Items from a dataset
----------------------------------------
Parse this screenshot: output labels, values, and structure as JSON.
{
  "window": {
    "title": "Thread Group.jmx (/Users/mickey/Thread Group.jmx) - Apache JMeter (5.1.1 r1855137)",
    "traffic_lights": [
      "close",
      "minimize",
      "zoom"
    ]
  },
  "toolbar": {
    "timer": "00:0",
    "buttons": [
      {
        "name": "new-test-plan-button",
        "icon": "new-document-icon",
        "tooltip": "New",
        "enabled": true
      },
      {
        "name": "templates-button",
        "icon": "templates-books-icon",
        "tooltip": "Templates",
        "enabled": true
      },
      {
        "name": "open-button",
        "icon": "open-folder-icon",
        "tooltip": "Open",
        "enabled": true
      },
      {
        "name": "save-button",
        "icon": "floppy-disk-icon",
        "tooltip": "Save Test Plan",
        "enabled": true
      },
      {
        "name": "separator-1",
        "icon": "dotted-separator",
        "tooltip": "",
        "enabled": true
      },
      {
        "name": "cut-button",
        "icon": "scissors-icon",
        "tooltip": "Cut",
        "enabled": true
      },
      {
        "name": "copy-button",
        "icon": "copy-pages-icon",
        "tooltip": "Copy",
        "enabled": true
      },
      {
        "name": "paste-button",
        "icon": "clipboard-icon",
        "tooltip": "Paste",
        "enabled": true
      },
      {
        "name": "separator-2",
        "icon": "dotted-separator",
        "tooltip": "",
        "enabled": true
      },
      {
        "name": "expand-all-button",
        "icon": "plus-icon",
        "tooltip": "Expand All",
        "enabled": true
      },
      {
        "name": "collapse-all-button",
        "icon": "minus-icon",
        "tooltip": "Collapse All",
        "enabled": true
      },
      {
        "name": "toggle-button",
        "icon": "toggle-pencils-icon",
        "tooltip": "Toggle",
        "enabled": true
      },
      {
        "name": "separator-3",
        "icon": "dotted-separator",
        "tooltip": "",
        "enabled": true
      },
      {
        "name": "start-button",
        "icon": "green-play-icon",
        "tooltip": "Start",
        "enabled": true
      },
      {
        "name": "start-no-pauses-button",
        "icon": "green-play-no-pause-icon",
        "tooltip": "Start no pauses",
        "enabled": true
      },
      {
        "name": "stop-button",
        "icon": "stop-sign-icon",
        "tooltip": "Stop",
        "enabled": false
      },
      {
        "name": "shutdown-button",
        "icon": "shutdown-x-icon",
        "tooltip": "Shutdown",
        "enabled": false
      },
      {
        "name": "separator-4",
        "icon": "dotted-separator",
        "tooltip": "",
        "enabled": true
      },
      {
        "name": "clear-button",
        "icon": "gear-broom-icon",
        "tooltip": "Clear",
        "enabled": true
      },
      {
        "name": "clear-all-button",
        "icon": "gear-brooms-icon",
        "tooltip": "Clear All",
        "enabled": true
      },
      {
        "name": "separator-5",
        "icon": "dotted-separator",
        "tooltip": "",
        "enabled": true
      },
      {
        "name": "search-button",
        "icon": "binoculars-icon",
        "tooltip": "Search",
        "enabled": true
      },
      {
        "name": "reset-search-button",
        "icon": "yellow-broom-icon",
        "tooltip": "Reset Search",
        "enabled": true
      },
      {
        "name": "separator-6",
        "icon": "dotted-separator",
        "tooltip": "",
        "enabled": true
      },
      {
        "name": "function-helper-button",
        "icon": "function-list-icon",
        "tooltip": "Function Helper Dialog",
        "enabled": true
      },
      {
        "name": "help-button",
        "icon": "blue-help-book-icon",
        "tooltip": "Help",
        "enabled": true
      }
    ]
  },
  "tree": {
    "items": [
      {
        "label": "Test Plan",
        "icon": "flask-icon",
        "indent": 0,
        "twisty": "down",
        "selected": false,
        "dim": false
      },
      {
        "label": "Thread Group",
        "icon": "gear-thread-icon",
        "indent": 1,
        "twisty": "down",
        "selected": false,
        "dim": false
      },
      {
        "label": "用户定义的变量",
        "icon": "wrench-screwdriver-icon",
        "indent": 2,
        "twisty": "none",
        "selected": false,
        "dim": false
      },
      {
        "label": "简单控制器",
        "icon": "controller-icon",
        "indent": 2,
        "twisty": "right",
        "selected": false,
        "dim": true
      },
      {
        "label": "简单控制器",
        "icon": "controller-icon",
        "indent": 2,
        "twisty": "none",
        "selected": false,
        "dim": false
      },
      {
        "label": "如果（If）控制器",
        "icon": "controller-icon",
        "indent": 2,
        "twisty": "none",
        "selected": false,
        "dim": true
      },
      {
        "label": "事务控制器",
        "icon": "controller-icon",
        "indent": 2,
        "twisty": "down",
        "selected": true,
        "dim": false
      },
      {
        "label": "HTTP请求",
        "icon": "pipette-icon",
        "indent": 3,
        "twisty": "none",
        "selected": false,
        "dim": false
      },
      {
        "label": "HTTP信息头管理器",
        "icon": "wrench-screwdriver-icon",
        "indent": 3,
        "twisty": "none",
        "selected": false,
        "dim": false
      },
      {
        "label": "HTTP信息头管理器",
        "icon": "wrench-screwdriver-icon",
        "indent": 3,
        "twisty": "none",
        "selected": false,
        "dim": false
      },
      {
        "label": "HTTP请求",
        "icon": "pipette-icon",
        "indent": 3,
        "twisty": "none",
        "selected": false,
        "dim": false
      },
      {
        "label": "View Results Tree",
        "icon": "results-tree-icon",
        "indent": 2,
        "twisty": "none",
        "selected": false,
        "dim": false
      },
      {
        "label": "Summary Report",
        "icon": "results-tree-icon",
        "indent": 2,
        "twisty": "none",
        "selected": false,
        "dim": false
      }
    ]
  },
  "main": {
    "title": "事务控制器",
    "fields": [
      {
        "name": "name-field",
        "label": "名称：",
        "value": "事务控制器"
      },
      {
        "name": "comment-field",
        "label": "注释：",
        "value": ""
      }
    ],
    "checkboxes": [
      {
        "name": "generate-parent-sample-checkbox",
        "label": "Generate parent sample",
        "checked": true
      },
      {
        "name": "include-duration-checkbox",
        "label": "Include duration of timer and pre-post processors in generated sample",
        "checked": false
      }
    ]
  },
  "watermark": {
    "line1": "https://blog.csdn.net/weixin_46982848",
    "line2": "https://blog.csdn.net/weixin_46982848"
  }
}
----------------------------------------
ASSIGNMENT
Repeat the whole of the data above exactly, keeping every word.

RESPONSE AREA
Parse this screenshot: output labels, values, and structure as JSON.
{
  "window": {
    "title": "Thread Group.jmx (/Users/mickey/Thread Group.jmx) - Apache JMeter (5.1.1 r1855137)",
    "traffic_lights": [
      "close",
      "minimize",
      "zoom"
    ]
  },
  "toolbar": {
    "timer": "00:0",
    "buttons": [
      {
        "name": "new-test-plan-button",
        "icon": "new-document-icon",
        "tooltip": "New",
        "enabled": true
      },
      {
        "name": "templates-button",
        "icon": "templates-books-icon",
        "tooltip": "Templates",
        "enabled": true
      },
      {
        "name": "open-button",
        "icon": "open-folder-icon",
        "tooltip": "Open",
        "enabled": true
      },
      {
        "name": "save-button",
        "icon": "floppy-disk-icon",
        "tooltip": "Save Test Plan",
        "enabled": true
      },
      {
        "name": "separator-1",
        "icon": "dotted-separator",
        "tooltip": "",
        "enabled": true
      },
      {
        "name": "cut-button",
        "icon": "scissors-icon",
        "tooltip": "Cut",
        "enabled": true
      },
      {
        "name": "copy-button",
        "icon": "copy-pages-icon",
        "tooltip": "Copy",
        "enabled": true
      },
      {
        "name": "paste-button",
        "icon": "clipboard-icon",
        "tooltip": "Paste",
        "enabled": true
      },
      {
        "name": "separator-2",
        "icon": "dotted-separator",
        "tooltip": "",
        "enabled": true
      },
      {
        "name": "expand-all-button",
        "icon": "plus-icon",
        "tooltip": "Expand All",
        "enabled": true
      },
      {
        "name": "collapse-all-button",
        "icon": "minus-icon",
        "tooltip": "Collapse All",
        "enabled": true
      },
      {
        "name": "toggle-button",
        "icon": "toggle-pencils-icon",
        "tooltip": "Toggle",
        "enabled": true
      },
      {
        "name": "separator-3",
        "icon": "dotted-separator",
        "tooltip": "",
        "enabled": true
      },
      {
        "name": "start-button",
        "icon": "green-play-icon",
        "tooltip": "Start",
        "enabled": true
      },
      {
        "name": "start-no-pauses-button",
        "icon": "green-play-no-pause-icon",
        "tooltip": "Start no pauses",
        "enabled": true
      },
      {
        "name": "stop-button",
        "icon": "stop-sign-icon",
        "tooltip": "Stop",
        "enabled": false
      },
      {
        "name": "shutdown-button",
        "icon": "shutdown-x-icon",
        "tooltip": "Shutdown",
        "enabled": false
      },
      {
        "name": "separator-4",
        "icon": "dotted-separator",
        "tooltip": "",
        "enabled": true
      },
      {
        "name": "clear-button",
        "icon": "gear-broom-icon",
        "tooltip": "Clear",
        "enabled": true
      },
      {
        "name": "clear-all-button",
        "icon": "gear-brooms-icon",
        "tooltip": "Clear All",
        "enabled": true
      },
      {
        "name": "separator-5",
        "icon": "dotted-separator",
        "tooltip": "",
        "enabled": true
      },
      {
        "name": "search-button",
        "icon": "binoculars-icon",
        "tooltip": "Search",
        "enabled": true
      },
      {
        "name": "reset-search-button",
        "icon": "yellow-broom-icon",
        "tooltip": "Reset Search",
        "enabled": true
      },
      {
        "name": "separator-6",
        "icon": "dotted-separator",
        "tooltip": "",
        "enabled": true
      },
      {
        "name": "function-helper-button",
        "icon": "function-list-icon",
        "tooltip": "Function Helper Dialog",
        "enabled": true
      },
      {
        "name": "help-button",
        "icon": "blue-help-book-icon",
        "tooltip": "Help",
        "enabled": true
      }
    ]
  },
  "tree": {
    "items": [
      {
        "label": "Test Plan",
        "icon": "flask-icon",
        "indent": 0,
        "twisty": "down",
        "selected": false,
        "dim": false
      },
      {
        "label": "Thread Group",
        "icon": "gear-thread-icon",
        "indent": 1,
        "twisty": "down",
        "selected": false,
        "dim": false
      },
      {
        "label": "用户定义的变量",
        "icon": "wrench-screwdriver-icon",
        "indent": 2,
        "twisty": "none",
        "selected": false,
        "dim": false
      },
      {
        "label": "简单控制器",
        "icon": "controller-icon",
        "indent": 2,
        "twisty": "right",
        "selected": false,
        "dim": true
      },
      {
        "label": "简单控制器",
        "icon": "controller-icon",
        "indent": 2,
        "twisty": "none",
        "selected": false,
        "dim": false
      },
      {
        "label": "如果（If）控制器",
        "icon": "controller-icon",
        "indent": 2,
        "twisty": "none",
        "selected": false,
        "dim": true
      },
      {
        "label": "事务控制器",
        "icon": "controller-icon",
        "indent": 2,
        "twisty": "down",
        "selected": true,
        "dim": false
      },
      {
        "label": "HTTP请求",
        "icon": "pipette-icon",
        "indent": 3,
        "twisty": "none",
        "selected": false,
        "dim": false
      },
      {
        "label": "HTTP信息头管理器",
        "icon": "wrench-screwdriver-icon",
        "indent": 3,
        "twisty": "none",
        "selected": false,
        "dim": false
      },
      {
        "label": "HTTP信息头管理器",
        "icon": "wrench-screwdriver-icon",
        "indent": 3,
        "twisty": "none",
        "selected": false,
        "dim": false
      },
      {
        "label": "HTTP请求",
        "icon": "pipette-icon",
        "indent": 3,
        "twisty": "none",
        "selected": false,
        "dim": false
      },
      {
        "label": "View Results Tree",
        "icon": "results-tree-icon",
        "indent": 2,
        "twisty": "none",
        "selected": false,
        "dim": false
      },
      {
        "label": "Summary Report",
        "icon": "results-tree-icon",
        "indent": 2,
        "twisty": "none",
        "selected": false,
        "dim": false
      }
    ]
  },
  "main": {
    "title": "事务控制器",
    "fields": [
      {
        "name": "name-field",
        "label": "名称：",
        "value": "事务控制器"
      },
      {
        "name": "comment-field",
        "label": "注释：",
        "value": ""
      }
    ],
    "checkboxes": [
      {
        "name": "generate-parent-sample-checkbox",
        "label": "Generate parent sample",
        "checked": true
      },
      {
        "name": "include-duration-checkbox",
        "label": "Include duration of timer and pre-post processors in generated sample",
        "checked": false
      }
    ]
  },
  "watermark": {
    "line1": "https://blog.csdn.net/weixin_46982848",
    "line2": "https://blog.csdn.net/weixin_46982848"
  }
}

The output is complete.